As to that, we respectfully suggest that the Court was in error, that the absence of any such finding is not a flaw.

Certainly, since the Wheeler-Lea amendment to Section 5 of the Trade Commission Act in 1938, the substance of which was incorporated in Section 411 of the Civil Aeronautics Act, a finding of injury of that nature to a competitor is not necessary to establish a case of unfair or deceptive practice or unfair method of competition.

Felix Frankfurter:

Mr. Westwood, before you sit down I take it you will deal with the question that's implied in your remark a minute ago a fortiori to the Civil Aeronautics Act implying of course that the scope and gamut of -- of outlaw -- of the criteria of outlaw activity is not identical to a difference and in favor of the Civil Aeronautics Board.

Will you deal with that (Voice Overlap) --

Howard C. Westwood:

Yes, I'll -- I'll come to that immediately.

The Civil --

Felix Frankfurter:

(Inaudible)

Howard C. Westwood:

Well, no, that -- that's all right.

I might as well talk about it now.

This Section 411, while it -- its wording is very similar in substance to the wording of Section 5 of the Trade Commission Act, does appear in a context which is quite different, we suggest, from that of Section 5 of the Trade Commission Act.

That is a particular section in a comprehensive regulatory statute addressed to a -- the problems of a particular segment of industry, that is common carriers by air, in which there is very complete and very elaborate administrative regulation of service, of routes, of rates and so forth, in which there is a special statement or declaration of policy set forth to guide the administrative agency given special responsibility for the administration of that statute.

Now, in that context, we suggest that not only is Section 411 as broad in its -- in its conferring of power on the agency as is Section 5 of the Trade Commission Act.
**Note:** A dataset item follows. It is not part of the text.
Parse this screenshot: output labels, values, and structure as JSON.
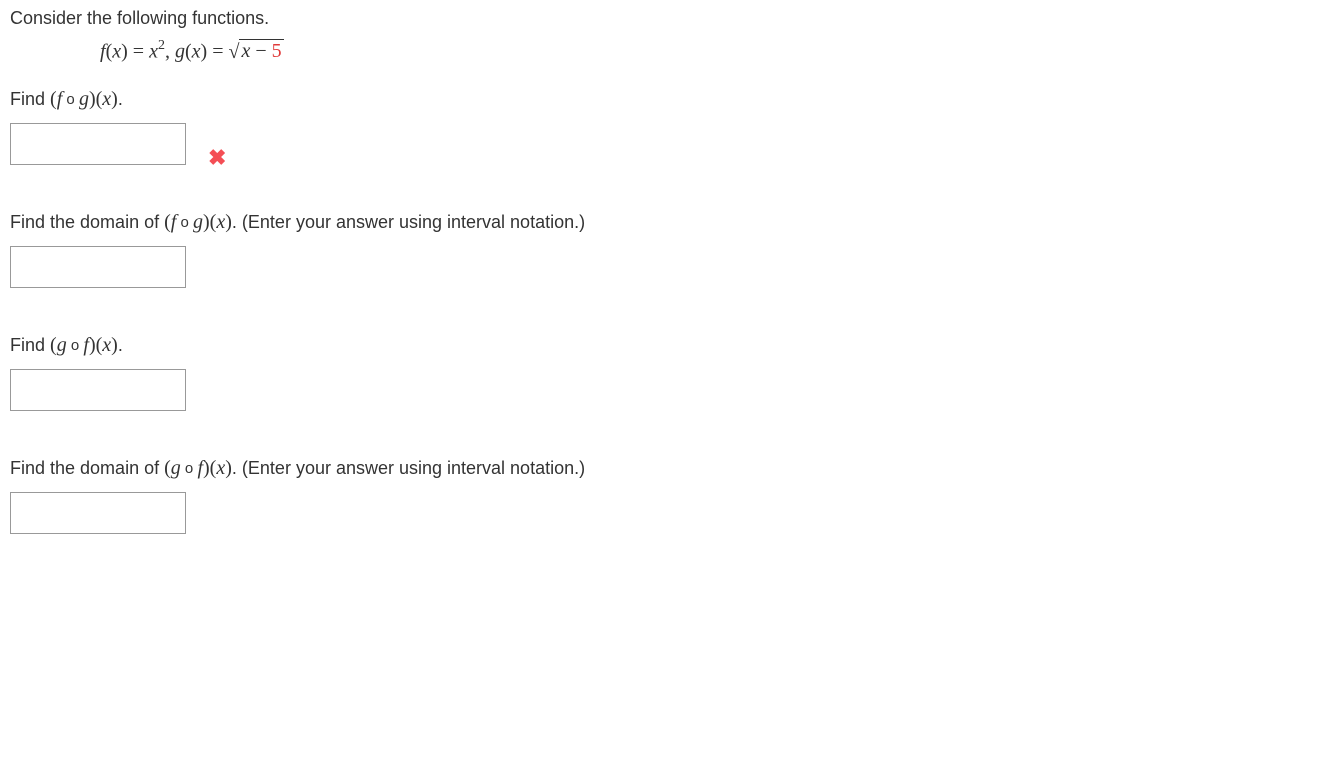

But by virtue of the fact that the Section is a part of a pattern giving special administrative powers to the Board, the scope of Section 411 may indeed be broader than Section 5 depending upon the expertise of the agency in working out its -- the application of the legislative standard there appearing to the particular problems of the industry.

Now, the -- the next point and this is my -- my final point that the lower court emphasized was that absent the findings of loss of business by a competitor, findings as to fraud et cetera, the Klesner case decided by this Court under the Trade Commission Act, meant that the lower court -- that the lower court was able itself to determine what is to or in the public interest.

And it arrived at the determination that the findings made by the Board, despite the fact that they had been specifically addressed to and had spelled out its conception of the public interest that those findings failed in the Court's judgment to show a case in the public interest.

Your Honors will recall that under Section 411 it is provided and again this is somewhat similar to Section 5 of the Trade Commission Act that the Board is to institute a proceeding, is to proceed when it considers such action to be in the interest of the public.

Now, the -- the flaw as we see it in the reasoning of the lower court is that it applied the Klesner case to mean that it could substitute its judgment for that of the agency as to what is in the public interest.

Now, we have discussed at some length in our briefs the Klesner case, we've debated what its present significance may be, suffice it to say here simply this that whatever the significance of the Klesner case may be today under Section 5 of the Trade Commission Act, certainly under Section 411, appearing in the context in which it appears, it would be most unwise and we suggest contrary to accepted canons of statutory construction to apply that case so as to give a Court of Appeals warrant to substitute its judgment for that of the agency, and that the public interest issue under Section 411 should be treated no differently from the public interest issue under other sections of the Civil Aeronautics Act.

And as this Court decided in the National Broadcasting case involving the Federal Communications Act, a pattern of administrative regulations somewhat similar to the Civil Aeronautics Act, the public interest issue has been delegated by the Congress to the agency and its determination and not a court's is to control.